In the comments on my Super Bowl recap post, Girasoli of shave ice and gelato asked for my deviled egg recipe, which gave me another topic for our February Blog Challenge (thanks and we're almost at the finish line!).
I'm the go-to egg person in my family and end up making these things for every holiday and family get-together. I've made them so many times I can just about do it in my sleep. And it's funny because when I arrive for Thanksgiving or whatever, the first thing my brother always says is "Where are the eggs?" and he grabs the container and everyone starts eating them the minute I get there. They seldom last until meal time unless I make a ton of them.
A few years ago, my mom gave me this cookbook for Christmas: Deviled Eggs: 50 Recipes from Simple to Sassy by NC food writer Debbie Moose. It's a great book and is lots of fun to read. There's even a dessert recipe in there (made with cocoa powder), but I haven't been brave enough to try that one yet.
Everyone I know has a slightly different way to make these eggs and they are really hard to mess up (I've never had a bad deviled egg). I've tried a number of variations but always end up going back to my classic recipe, which is below.
Pretty much everything listed (mayo, mustard, etc) is "to taste." I never measure and sometimes I end up adding more of something until it tastes right and is the proper consistency (not too runny, not too dry).
8 eggs, hard boiled
1/3 to 1/2 cup mayo (more or less)
1 tsp apple cider vinegar
2 tsp yellow mustard (or more, to taste)
Salt (but taste first, might not need it)
1-2 TB dill pickle relish (see note)
Cut eggs in half, remove the yolks, and put them in a bowl. Mash yolks with a fork until they are fluffy and there are no big lumps. Add rest of ingredients, mix well, taste and adjust, then stuff the eggs.
Garnish with sliced olives, capers, paprika, dill weed or a mix of these.
~How to hard boil eggs: Make sure that there are a couple of inches of water above the eggs in the pot. Bring to a rolling boil then remove from the heat, put a lid on the pot, and let them sit there for 20-30 minutes. Then drain, rinse with cold water, and peel.
~Don't use fresh eggs because they are a PAIN to peel. I try to remember to buy eggs about a week before I'm going to devil them but if I forget, I rummage through the eggs at the store to find ones that are closer to the expiration date.
~About the relish: most Southern cooks use sweet pickle relish in their eggs and that is good too. I just prefer my eggs to be more sour so I go with the dill pickle relish.
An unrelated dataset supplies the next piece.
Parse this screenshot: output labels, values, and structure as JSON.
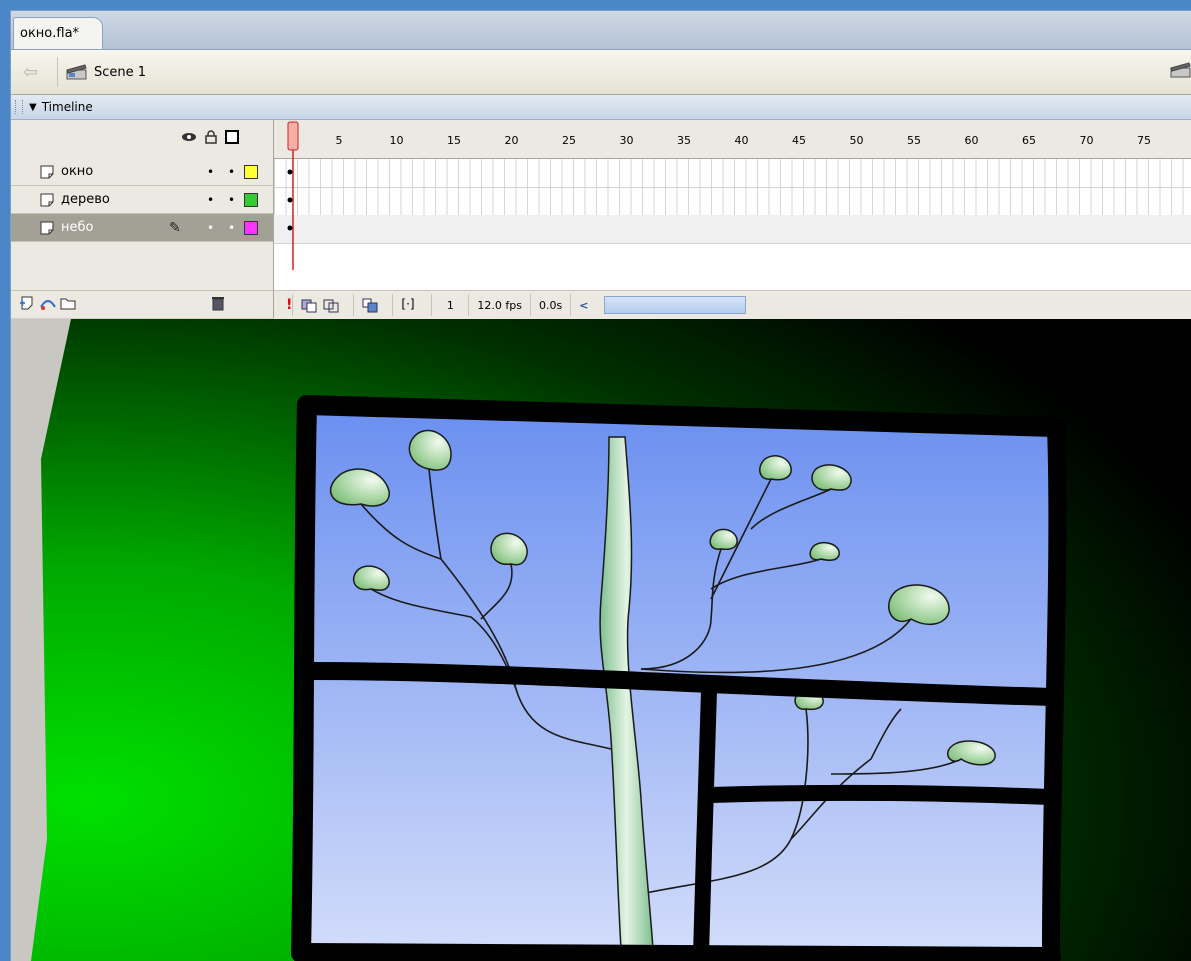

~Some people use mustard powder in their eggs but I prefer the regular old yellow ballpark stuff. I've used Dijon at times but always go back to old yeller.
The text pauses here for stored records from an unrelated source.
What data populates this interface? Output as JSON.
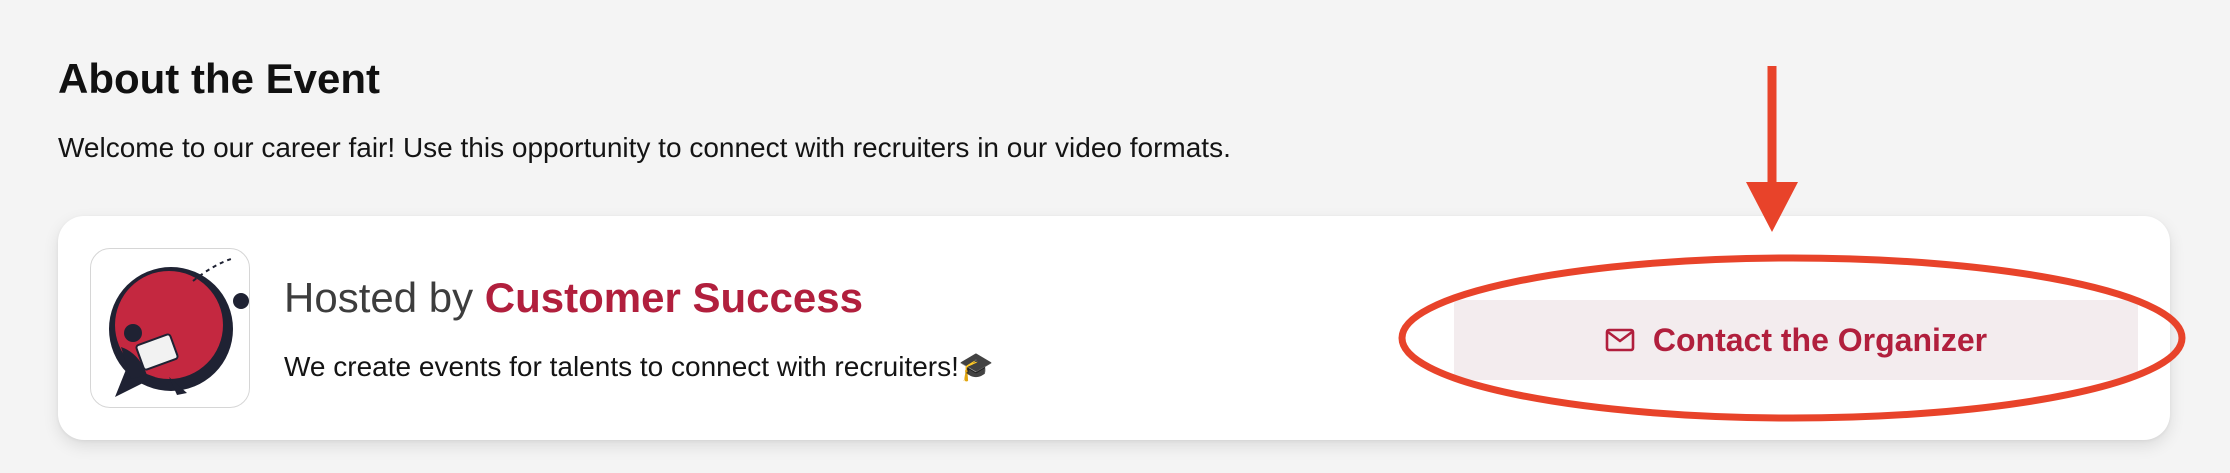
{
  "section": {
    "title": "About the Event",
    "description": "Welcome to our career fair! Use this opportunity to connect with recruiters in our video formats."
  },
  "host_card": {
    "hosted_by_prefix": "Hosted by ",
    "host_name": "Customer Success",
    "tagline": "We create events for talents to connect with recruiters!",
    "tagline_emoji": "🎓",
    "avatar_icon": "chat-bubble-illustration-icon",
    "contact_button": {
      "label": "Contact the Organizer",
      "icon": "mail-icon"
    }
  },
  "annotation": {
    "arrow_icon": "down-arrow-icon",
    "highlight": "ellipse-highlight",
    "color": "#e8432a"
  },
  "colors": {
    "page_background": "#f4f4f4",
    "card_background": "#ffffff",
    "brand_accent": "#b11f3d",
    "button_background": "#f3ecee",
    "annotation_red": "#e8432a"
  }
}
~I'm a passionate believer that Duke's Mayonnaise is the best mayo in the world. It's a regional brand and if I go to a grocery store that is out of it, I'll drive to another store. If you live in an area that doesn't carry Duke's, use whatever mayo you like best, BUT...avoid Miracle Whip at all costs! Nasty stuff.
~My uncle puts a little bit of horseradish in his eggs and that's really good. I do that sometimes if I'm sure everyone likes horseradish. My friend Ellie adds a TB or so of very finely minced onion to her eggs, and I like hers a lot too.
~Take the finished eggs out of the fridge about 15-30 minutes before serving (they taste better when they aren't ice cold).
~You can never make enough of these things, at least in my family!